I drive an Audi TT, and it has around 9,000 miles on it.
How would you describe your driving skills, NASCAR or soccer mom?
A little of both, depending on my mood!
What was your first horse like?
I never actually owned my own horse growing up. I did a lot of catch riding as a kid, and one of my favorites was a pony named Garnet I rode for the Kramers at Gladewinds Farm. I think she was my favorite because she was very stubborn and a challenge.
How many horses are in your barn now?
We have 30 in my barn at Gladewinds. There are 10 more at Hidden Creek Farm, and then I have a lot of outside people I’m helping.
What’s your biggest pet peeve?
When people aren’t honest and straight with you.
What one item from your wardrobe most personifies you?
I’m in riding clothes 99 percent of the time!
When is the last time you cleaned a stall?
I’m no stranger to cleaning stalls. I used to do it all the time—that’s how I started, working. I don’t know when the last time was that I actually fully cleaned a stall, but I’ve been known to pick out a pile here and there. My husband cleans stalls really well—he always leaves them clean when he goes in to work on a horse, and he cleans and beds it so well you want to sleep in it yourself. It’s immaculate when he’s done.
Which horse from your past do you wish you had the chance to ride again?
I’ve been so lucky to have so many good ones, but Saluut was one of my favorites. Saluut was the horse that I felt like I had a really special bond with. What he lacked in scope, he made up for in carefulness and heart. Anything I asked him to do, he’d try. He never said no. I could ask him for the craziest turns and the most ridiculous angles, and he’d turn himself inside out to do it.
Where do you want to be in 10 years?
I hope to have some nice grand prix horses; maybe I’ll have it narrowed down to three or four special grand prix horses. I’d like to do it as long as I can and am physically able.
Do you have any superstitions, like lucky socks or rituals?
I am superstitious of saying things. I try to avoid saying things like “This horse is going great” or “He’s really jumping well,” because it seems like it always jinxes it. If I’m trying one, I won’t say “He’s going great!” until I get off.
What TV do you watch?
I like crime dramas like “Criminal Minds” and “The Mentalist,” but then “Dancing with the Stars” is something random I enjoy watching. I don’t know why—I thought it was silly to start, but then I got hooked on it.
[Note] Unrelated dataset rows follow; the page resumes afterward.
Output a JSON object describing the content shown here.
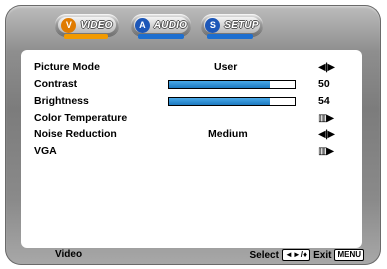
{
  "tabs": [
    {
      "label": "VIDEO",
      "badge": "V",
      "badge_color": "#e07b00",
      "underline": "#f29a00",
      "active": true
    },
    {
      "label": "AUDIO",
      "badge": "A",
      "badge_color": "#1d57b8",
      "underline": "#1e6fd0",
      "active": false
    },
    {
      "label": "SETUP",
      "badge": "S",
      "badge_color": "#1d57b8",
      "underline": "#1e6fd0",
      "active": false
    }
  ],
  "menu": {
    "picture_mode": {
      "label": "Picture Mode",
      "value": "User",
      "control": "◀|▶"
    },
    "contrast": {
      "label": "Contrast",
      "value": "50",
      "level_percent": 80
    },
    "brightness": {
      "label": "Brightness",
      "value": "54",
      "level_percent": 80
    },
    "color_temperature": {
      "label": "Color Temperature",
      "control": "▥▶"
    },
    "noise_reduction": {
      "label": "Noise Reduction",
      "value": "Medium",
      "control": "◀|▶"
    },
    "vga": {
      "label": "VGA",
      "control": "▥▶"
    }
  },
  "footer": {
    "section": "Video",
    "select_text": "Select",
    "select_key": "◄►/♦",
    "exit_text": "Exit",
    "exit_key": "MENU"
  },
  "colors": {
    "slider_fill": "#2b8fd6",
    "accent_orange": "#f29a00",
    "accent_blue": "#1e6fd0"
  }
}
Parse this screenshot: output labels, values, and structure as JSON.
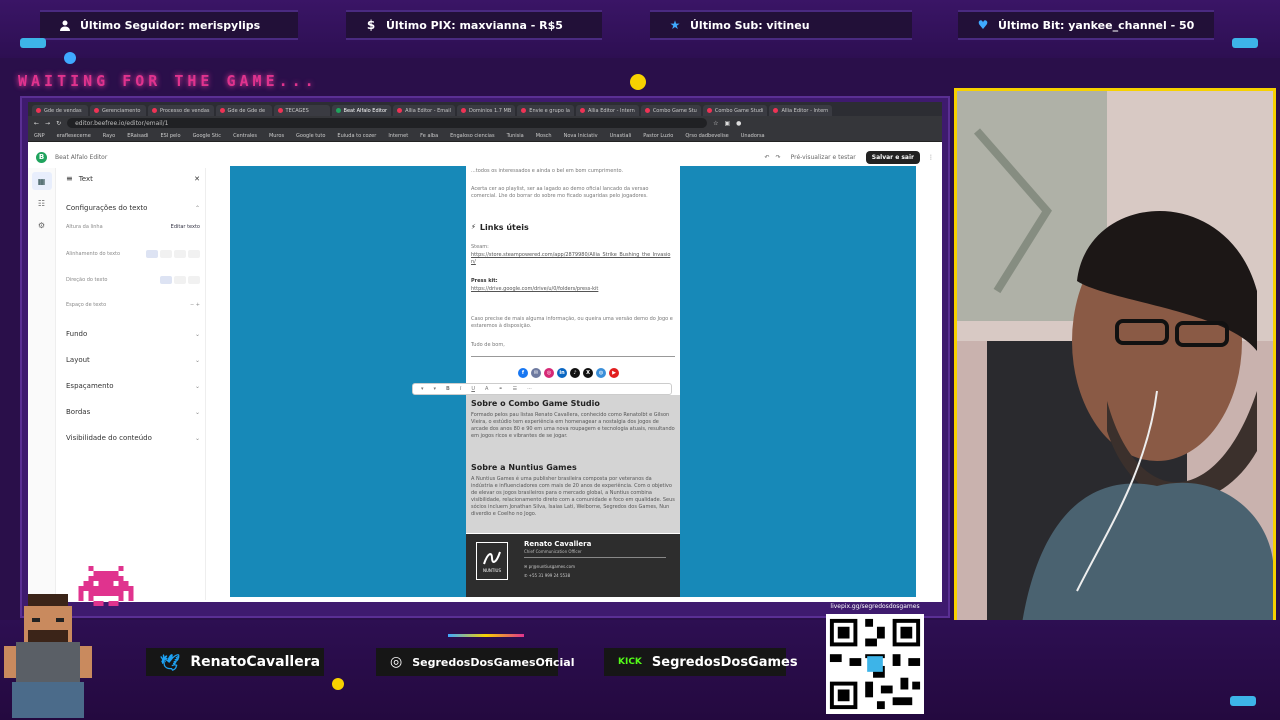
{
  "overlay": {
    "alerts": [
      {
        "icon": "user-icon",
        "text": "Último Seguidor: merispylips"
      },
      {
        "icon": "dollar-icon",
        "text": "Último PIX: maxvianna - R$5"
      },
      {
        "icon": "star-icon",
        "text": "Último Sub: vitineu"
      },
      {
        "icon": "heart-icon",
        "text": "Último Bit: yankee_channel - 50"
      }
    ],
    "waiting_text": "WAITING FOR THE GAME...",
    "socials": [
      {
        "icon": "twitter-icon",
        "text": "RenatoCavallera"
      },
      {
        "icon": "instagram-icon",
        "text": "SegredosDosGamesOficial"
      },
      {
        "icon": "kick-icon",
        "badge": "KICK",
        "text": "SegredosDosGames"
      }
    ],
    "qr_label": "livepix.gg/segredosdosgames",
    "colors": {
      "accent_pink": "#e0338e",
      "frame_yellow": "#f7d100",
      "bg_purple": "#2a0f4a"
    }
  },
  "browser": {
    "tabs": [
      "Gde de vendas",
      "Gerenciamento",
      "Processo de vendas",
      "Gde de Gde de",
      "TECAGES",
      "Beat Alfalo Editor",
      "Allia Editor - Email",
      "Dominios 1.7 MB",
      "Envie e grupo la",
      "Allia Editor - Intern",
      "Combo Game Stu",
      "Combo Game Studi",
      "Allia Editor - Intern"
    ],
    "url": "editor.beefree.io/editor/email/1",
    "bookmarks": [
      "GNP",
      "eraflesecerne",
      "Rayo",
      "ERaisadi",
      "ESI pelo",
      "Google Stic",
      "Centrales",
      "Muros",
      "Google tuto",
      "Euiuda to cozer",
      "Internet",
      "Fe alba",
      "Engaloso ciencias",
      "Tunisia",
      "Mosch",
      "Nova Iniciativ",
      "Unastiali",
      "Pastor Luzio",
      "Qrso dadbevelise",
      "Unadorsa"
    ]
  },
  "app": {
    "doc_title": "Beat Alfalo Editor",
    "preview_label": "Pré-visualizar e testar",
    "save_label": "Salvar e sair",
    "panel": {
      "title": "Text",
      "section_title": "Configurações do texto",
      "rows": [
        "Altura da linha",
        "Alinhamento do texto",
        "Direção do texto",
        "Espaço de texto"
      ],
      "edit_link": "Editar texto",
      "sections": [
        "Fundo",
        "Layout",
        "Espaçamento",
        "Bordas",
        "Visibilidade do conteúdo"
      ]
    },
    "rail": [
      "Conteúdo",
      "Linhas",
      "Configurações"
    ]
  },
  "email": {
    "intro_lines": [
      "...todos os interessados e ainda o bel em bom cumprimento.",
      "Acerta cer ao playlist, ser aa lagado ao demo oficial lancado da versao comercial. Lhe do borrar do sobre mo ficado sugaridas pelo jogadores."
    ],
    "links_heading": "Links úteis",
    "steam_label": "Steam:",
    "steam_url": "https://store.steampowered.com/app/2879980/Allia_Strike_Bushing_the_Invasion/",
    "presskit_label": "Press kit:",
    "presskit_url": "https://drive.google.com/drive/u/0/folders/press-kit",
    "contact_line": "Caso precise de mais alguma informação, ou queira uma versão demo do Jogo e estaremos à disposição.",
    "regards": "Tudo de bom,",
    "combo_heading": "Sobre o Combo Game Studio",
    "combo_text": "Formado pelos pau listas Renato Cavallera, conhecido como Renatolbt e Gilson Vieira, o estúdio tem experiência em homenagear a nostalgia dos jogos de arcade dos anos 80 e 90 em uma nova roupagem e tecnologia atuais, resultando em jogos ricos e vibrantes de se jogar.",
    "nuntius_heading": "Sobre a Nuntius Games",
    "nuntius_text": "A Nuntius Games é uma publisher brasileira composta por veteranos da indústria e influenciadores com mais de 20 anos de experiência. Com o objetivo de elevar os jogos brasileiros para o mercado global, a Nuntius combina visibilidade, relacionamento direto com a comunidade e foco em qualidade. Seus sócios incluem Jonathan Silva, Isaias Lati, Welborne, Segredos dos Games, Nun diverdio e Coelho no Jogo.",
    "sig_name": "Renato Cavallera",
    "sig_role": "Chief Communication Officer",
    "sig_email": "pr@nuntiusgames.com",
    "sig_phone": "+55 31 999 24 5538",
    "sig_logo": "NUNTIUS"
  }
}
Looking back on your career, what advice are you glad you didn’t take?
Growing up, everyone basically told me to give up. They said that I was too short to ride all the big horses and that without the financial backing, I’d never be able to make it in the horse show world. But the more people told me I couldn’t do it, the more it made me want it. That’s when being stubborn worked for me. My parents always told me that where there’s a will, there’s a way, and I took it to heart.